The stems contain a milky sap similar to species of the Euphorbiaceae Family. Ummm… The stems kind of remind me of Euphorbia tirucalli.
Making a positive ID by the flowers is very easy, however, the color can be “variable”. I have seen flowers that were darker blue and so light they almost appeared white, as well as blue and white bi-color. Some information online suggests they can also be pink but that is quite rare.
The USDA Plants Database shows Cichorium intybus can be found in every state in the U.S. although it considered a native of Europe. They can be found in “almost” every country in the world now.
Cichorium intybus is a very important medicinal plant. The link below to PumMed Central is very informative.
I have enjoyed photographing and learning about the many wildflowers growing on the farm and other areas. I have grown over 500 different plants and most have pages listed on the right side of the blog. I am not an expert, botanist, or horticulturalist. I just like growing, photographing and writing about my experience. I rely on several websites for ID and a horticulturalist I contact if I cannot figure them out. Wildflowers can be somewhat variable from location to location, so sometimes it gets a bit confusing. If you see I have made an error, please let me know so I can correct what I have written. ALSO, if you see a link below not working let me know.
I hope you found this page useful and be sure to check the links below for more information. They were written by experts and provide much more information. If you can, I would appreciate it if you would click on the “Like” below and leave a comment. It helps us bloggers stay motivated. You can also send an email to me at firstname.lastname@example.org. I would enjoy hearing from you.

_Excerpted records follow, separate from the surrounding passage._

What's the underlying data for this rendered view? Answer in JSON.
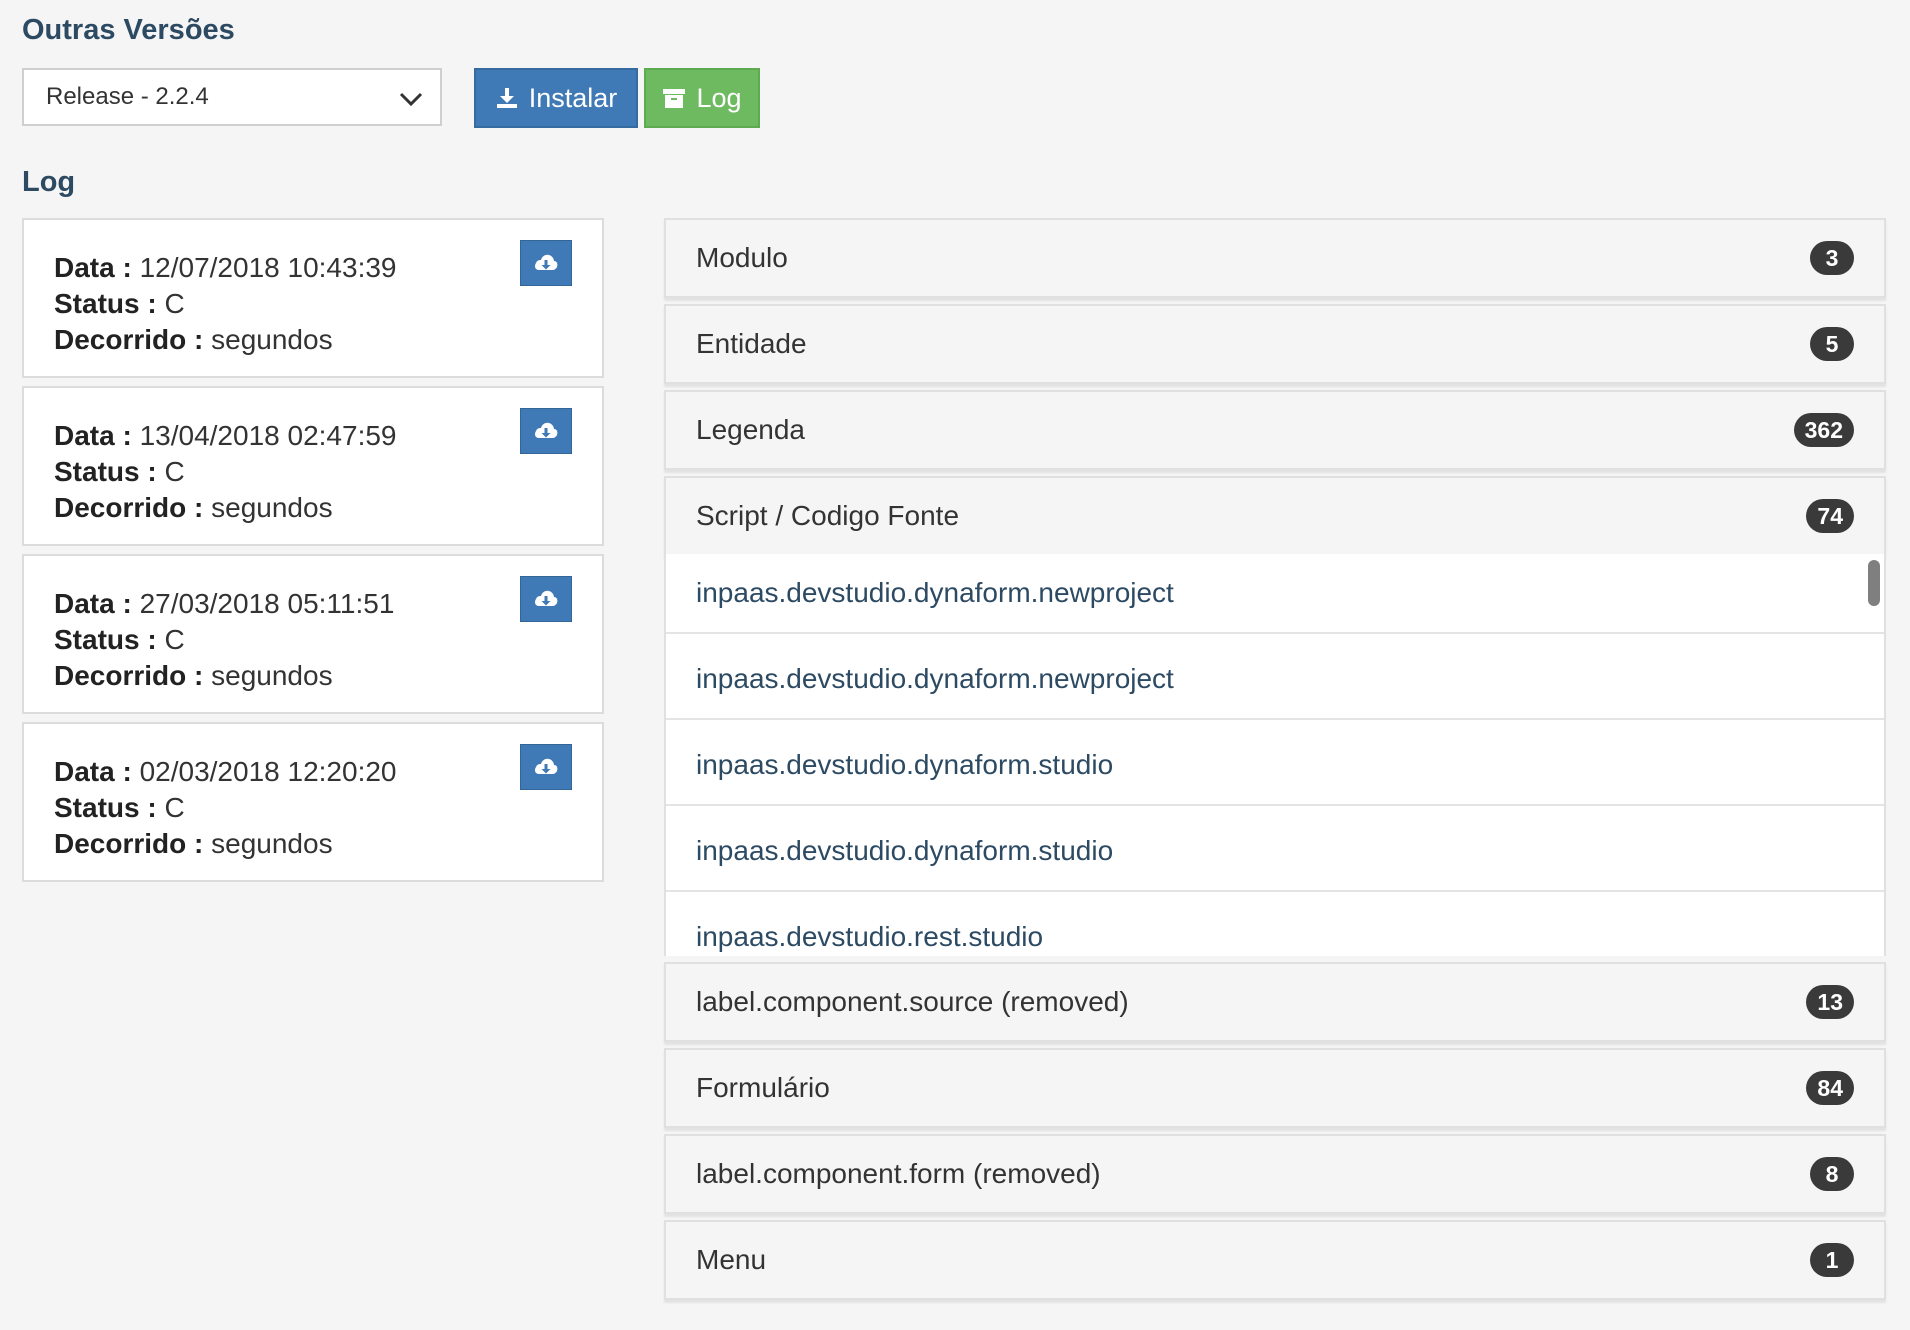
{
  "header": {
    "other_versions_title": "Outras Versões",
    "log_title": "Log"
  },
  "version_select": {
    "selected": "Release - 2.2.4"
  },
  "buttons": {
    "install": "Instalar",
    "log": "Log"
  },
  "labels": {
    "data": "Data :",
    "status": "Status :",
    "decorrido": "Decorrido :"
  },
  "logs": [
    {
      "data": "12/07/2018 10:43:39",
      "status": "C",
      "decorrido": "segundos"
    },
    {
      "data": "13/04/2018 02:47:59",
      "status": "C",
      "decorrido": "segundos"
    },
    {
      "data": "27/03/2018 05:11:51",
      "status": "C",
      "decorrido": "segundos"
    },
    {
      "data": "02/03/2018 12:20:20",
      "status": "C",
      "decorrido": "segundos"
    }
  ],
  "panels": [
    {
      "label": "Modulo",
      "count": "3"
    },
    {
      "label": "Entidade",
      "count": "5"
    },
    {
      "label": "Legenda",
      "count": "362"
    },
    {
      "label": "Script / Codigo Fonte",
      "count": "74"
    },
    {
      "label": "label.component.source (removed)",
      "count": "13"
    },
    {
      "label": "Formulário",
      "count": "84"
    },
    {
      "label": "label.component.form (removed)",
      "count": "8"
    },
    {
      "label": "Menu",
      "count": "1"
    }
  ],
  "script_items": [
    "inpaas.devstudio.dynaform.newproject",
    "inpaas.devstudio.dynaform.newproject",
    "inpaas.devstudio.dynaform.studio",
    "inpaas.devstudio.dynaform.studio",
    "inpaas.devstudio.rest.studio"
  ],
  "colors": {
    "primary": "#3f7ab6",
    "success": "#6dba60",
    "heading": "#2d4a63",
    "badge": "#3a3a3a"
  },
  "icons": {
    "install": "download-icon",
    "log": "archive-icon",
    "card_action": "cloud-download-icon",
    "select": "chevron-down-icon"
  }
}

FOR FURTHER READING:
PLANTS OF THE WORLD ONLINE (GENUS/SPECIES)
WORLD FLORA ONLINE (GENUS/SPECIES)
MISSOURI BOTANICAL GARDEN
*MSU-MIDWEST WEEDS AND WILDFLOWERS*
USDA PLANTS DATABASE
KANSAS WILDFLOWERS AND GRASSES
UNIVERSITY OF WISCONSIN
*PumMed Central ® is a free full-text archive of biomedical and life sciences journal literature at the U.S. National Institutes of Health’s National Library of Medicine.